Spotting the Breakdown of a Team (and What Good Leaders Do About It)
The breakdown of a team can happen quickly, unexpectedly. Or it can happen over a long period of time. Either situation isn’t ideal for you as a leader or manager tasked with maintaining team wellness, performance, productivity and results.
Of course, the last thing you want is your team to break down. A strong team is vital to an effective culture. So spotting potential breakdowns, or the warning signs of “team trouble” is key. And, odds are, it’s something you’re going to have to do as a leader at some time or other because no organization is without struggles, even struggles among teams or related to teambuilding.
- Commit to pay attention. Part of your job as a leader is noticing what’s going on around you, as in what people on your team are saying, doing, not saying, and not doing. All these things give you clues around whether teamwork is working—or not. At MAP, we like to tell our leaders to listen more, talk less. In fact, if you listen 80 percent of the time, talking or asking good questions just 20 percent of the time, you’re going to hear and notice more about how your people and teams are really doing. And don’t forget to pay attention to your gut. If something doesn’t feel right, explore what your instinct is telling you, particularly in regard to the wellness of your team.

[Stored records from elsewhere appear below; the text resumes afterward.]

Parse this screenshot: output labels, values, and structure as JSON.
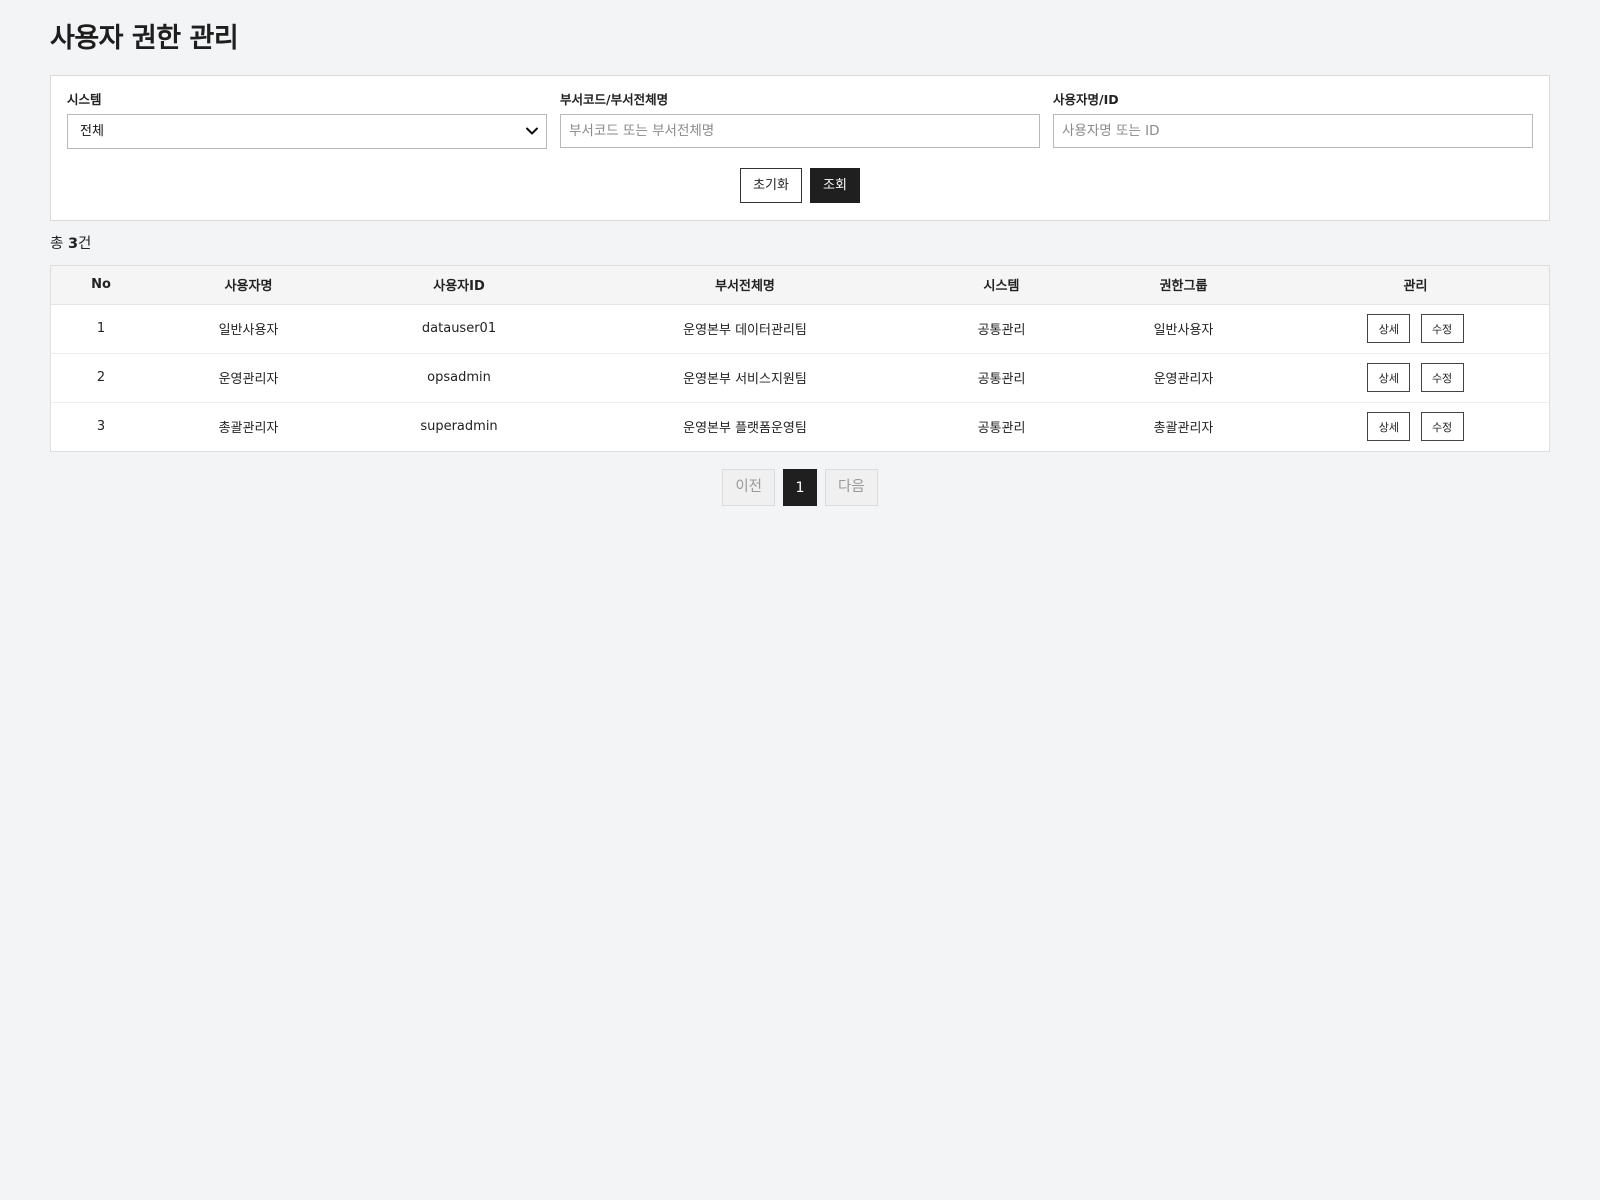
{
  "page": {
    "title": "사용자 권한 관리"
  },
  "filters": {
    "system": {
      "label": "시스템",
      "selected": "전체"
    },
    "dept": {
      "label": "부서코드/부서전체명",
      "placeholder": "부서코드 또는 부서전체명",
      "value": ""
    },
    "user": {
      "label": "사용자명/ID",
      "placeholder": "사용자명 또는 ID",
      "value": ""
    },
    "reset_label": "초기화",
    "search_label": "조회"
  },
  "summary": {
    "prefix": "총 ",
    "count": "3",
    "suffix": "건"
  },
  "table": {
    "columns": [
      "No",
      "사용자명",
      "사용자ID",
      "부서전체명",
      "시스템",
      "권한그룹",
      "관리"
    ],
    "rows": [
      {
        "no": "1",
        "name": "일반사용자",
        "id": "datauser01",
        "dept": "운영본부 데이터관리팀",
        "system": "공통관리",
        "group": "일반사용자"
      },
      {
        "no": "2",
        "name": "운영관리자",
        "id": "opsadmin",
        "dept": "운영본부 서비스지원팀",
        "system": "공통관리",
        "group": "운영관리자"
      },
      {
        "no": "3",
        "name": "총괄관리자",
        "id": "superadmin",
        "dept": "운영본부 플랫폼운영팀",
        "system": "공통관리",
        "group": "총괄관리자"
      }
    ],
    "detail_label": "상세",
    "edit_label": "수정"
  },
  "pagination": {
    "prev_label": "이전",
    "current_page": "1",
    "next_label": "다음"
  },
  "icons": {
    "select_chevron": "chevron-down-icon"
  },
  "colors": {
    "background": "#f3f4f6",
    "primary_button": "#1f1f1f",
    "panel": "#ffffff"
  }
}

- Put an end to divisive behaviors. This means putting policies in place that prevent and don’t tolerate gossip, nurturing a culture of transparency. Foster a workplace that embraces diversity, equity and inclusiveness (DEI). Celebrate team “wins.” Honor contributions, regardless of rank or position. Support social connection among your staff and among team members. Think: Build bridges, not brokenness.

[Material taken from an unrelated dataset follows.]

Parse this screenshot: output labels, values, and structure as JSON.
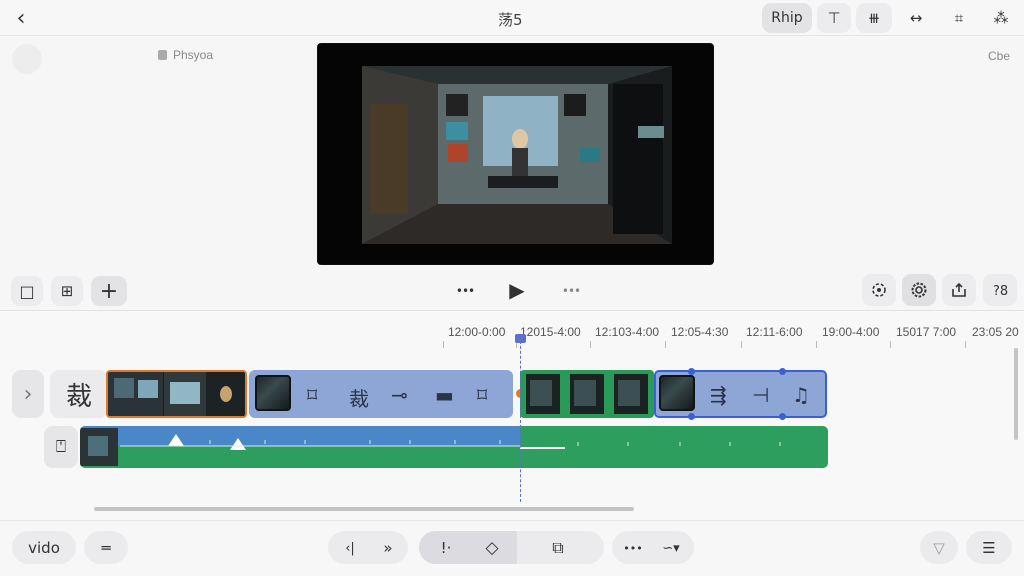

- Maintain open lines of communication. Hold morning huddles to connect daily with your teams. Also maintain various lines of communication, whether email, in-person or text, to ensure people have access to you if they need it. Finally, schedule regular check-ins, not just annual reviews, where you and your direct reports can regularly discuss how they can improve upon their own roles and responsibilities to the team. Once a year, or even six months, isn’t enough. Aim for weekly or monthly check-ins.
- Focus on what’s right not who is right. At MAP, we practice trouble-shooting challenges through a “Team Consulting” approach. By getting entire teams involved in this process that focuses on a unique problem-solving approach, we shift attention away from the person and put it on the issue, building understanding, problem-solving skills and trust—all of which strengthen and empower the teams that use the Team Consult method.

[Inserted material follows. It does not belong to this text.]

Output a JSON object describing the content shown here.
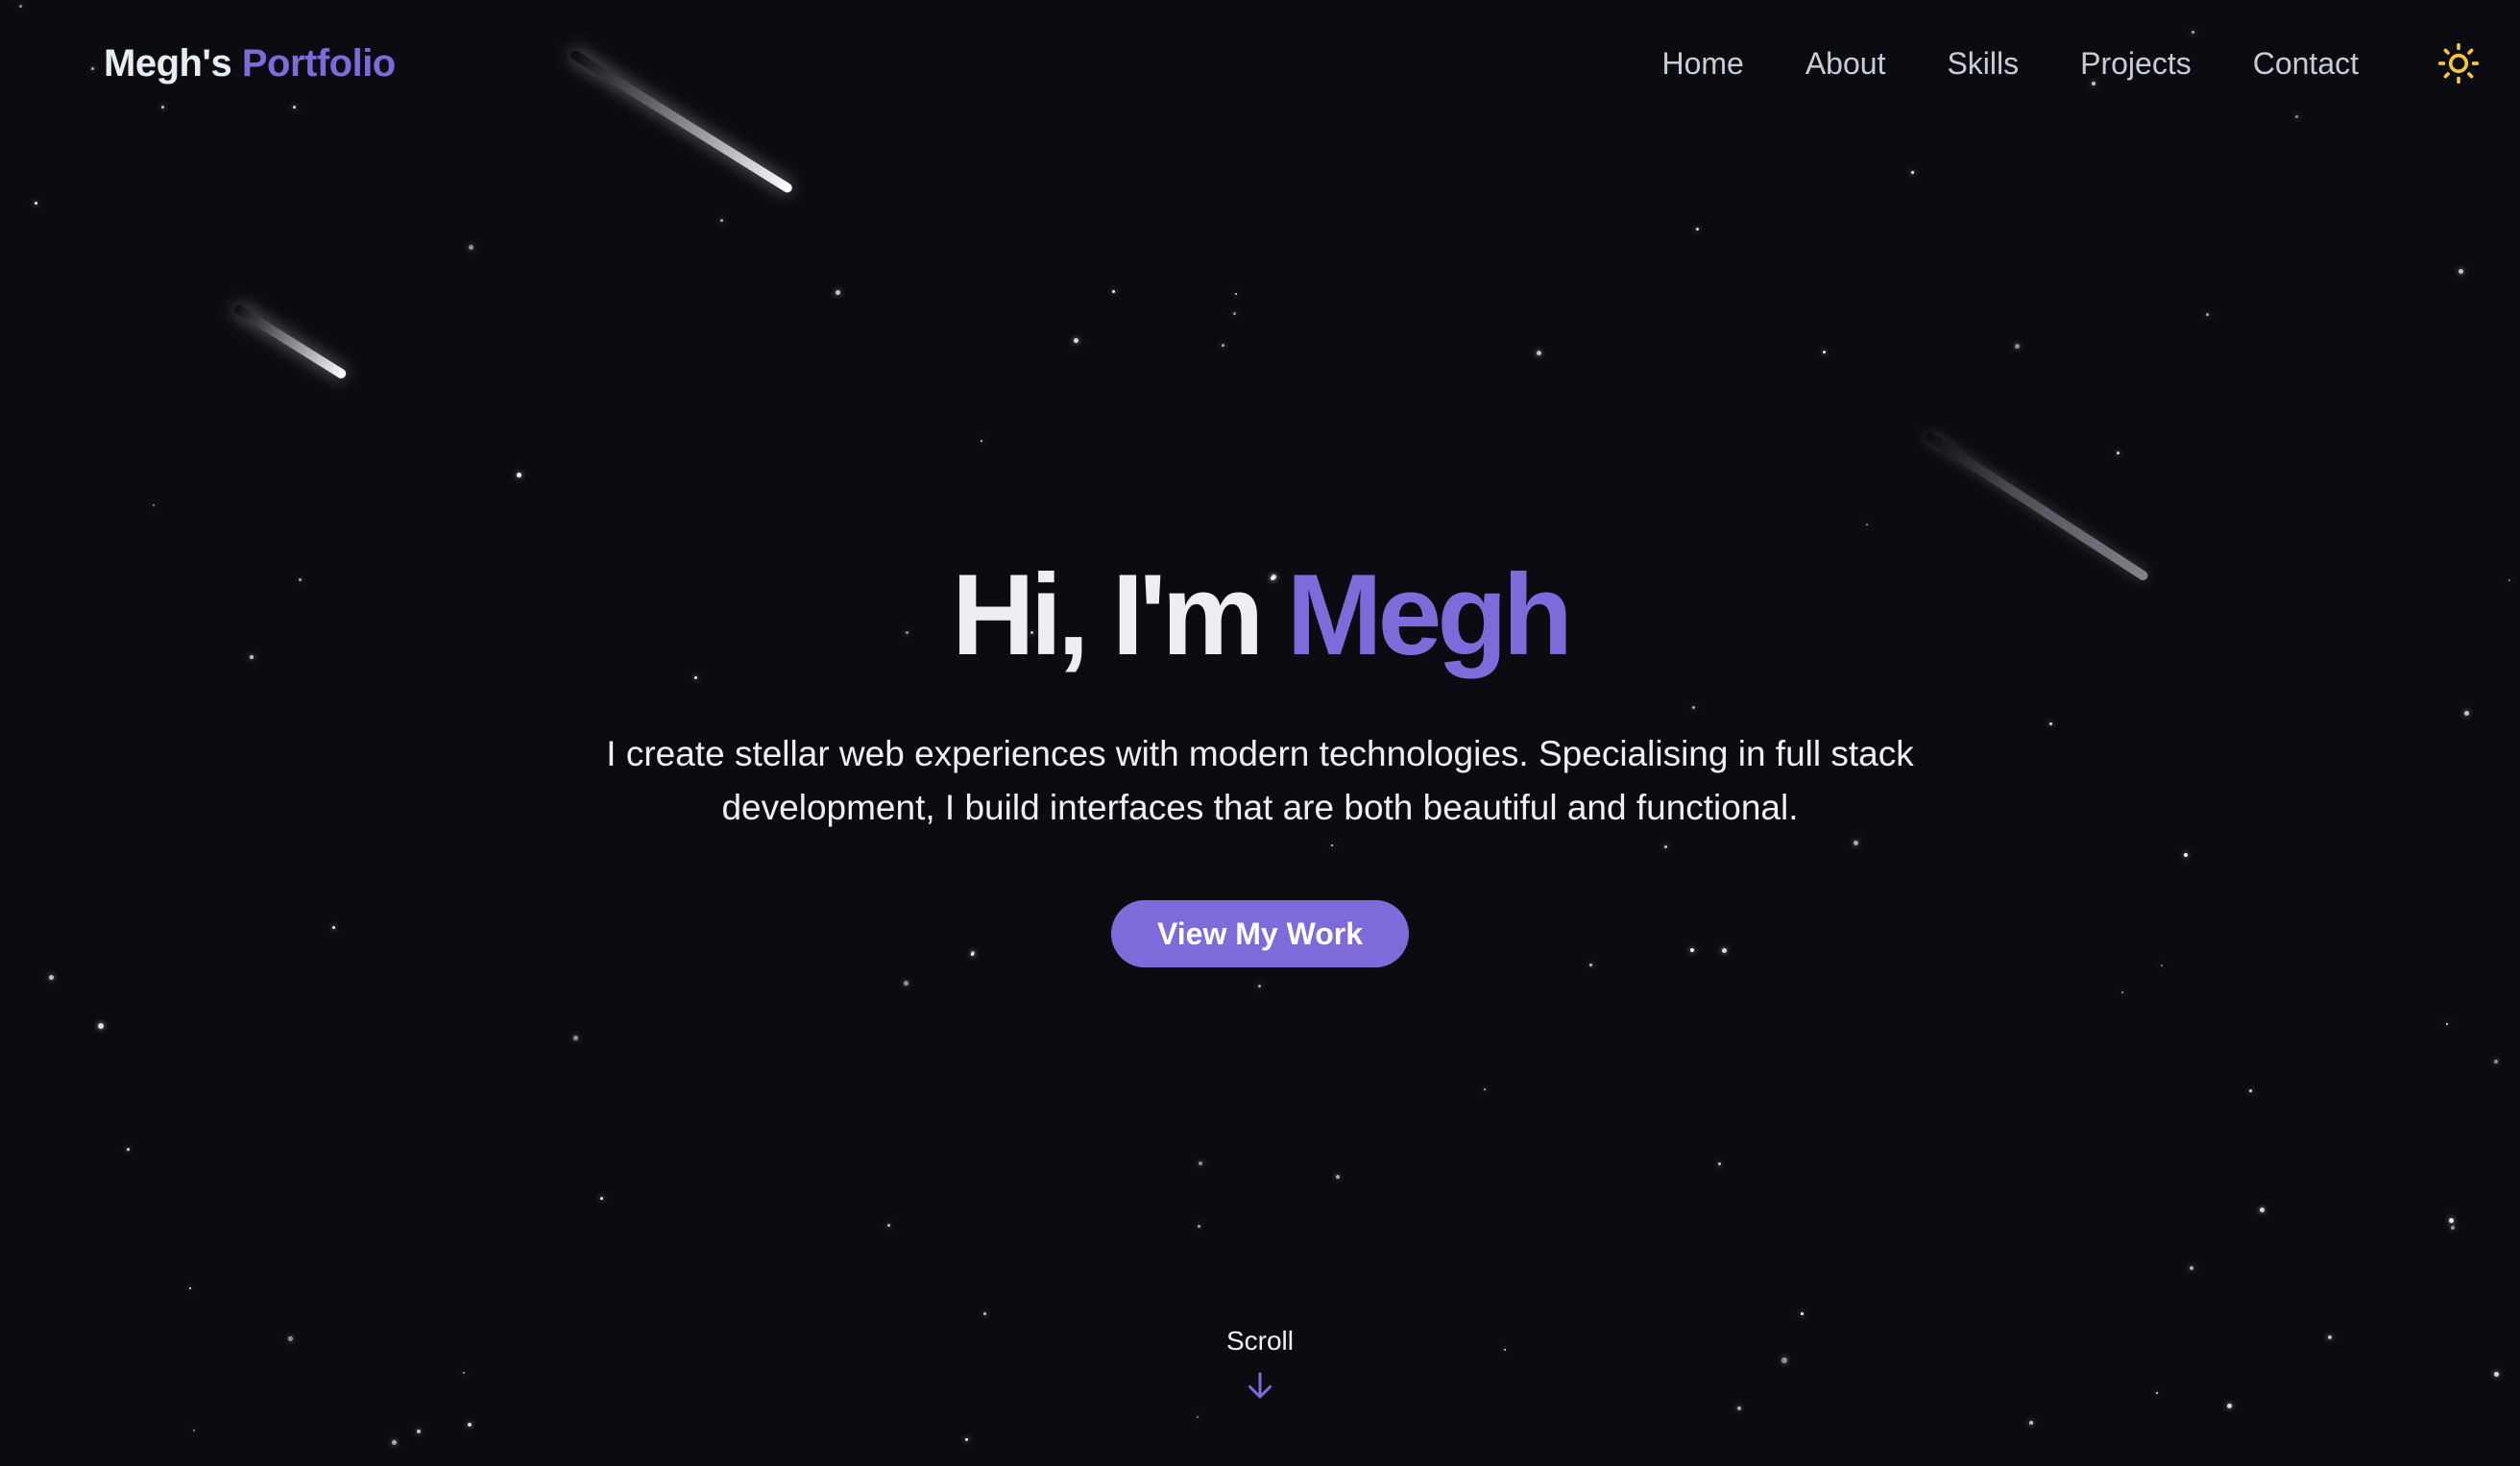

- Hold everyone accountable. When everyone is held accountable to their goals, it’s the great equalizer and one of the best ways to preserve the integrity of a team. It fosters and ensures that critical transparency and commitment to individual and team goals. At MAP, accountability is what we do. And thanks to the MAP Management System™, over 15K organizations since 1960 have learned to use accountability to build strong teams and get breakthrough results, time and time again.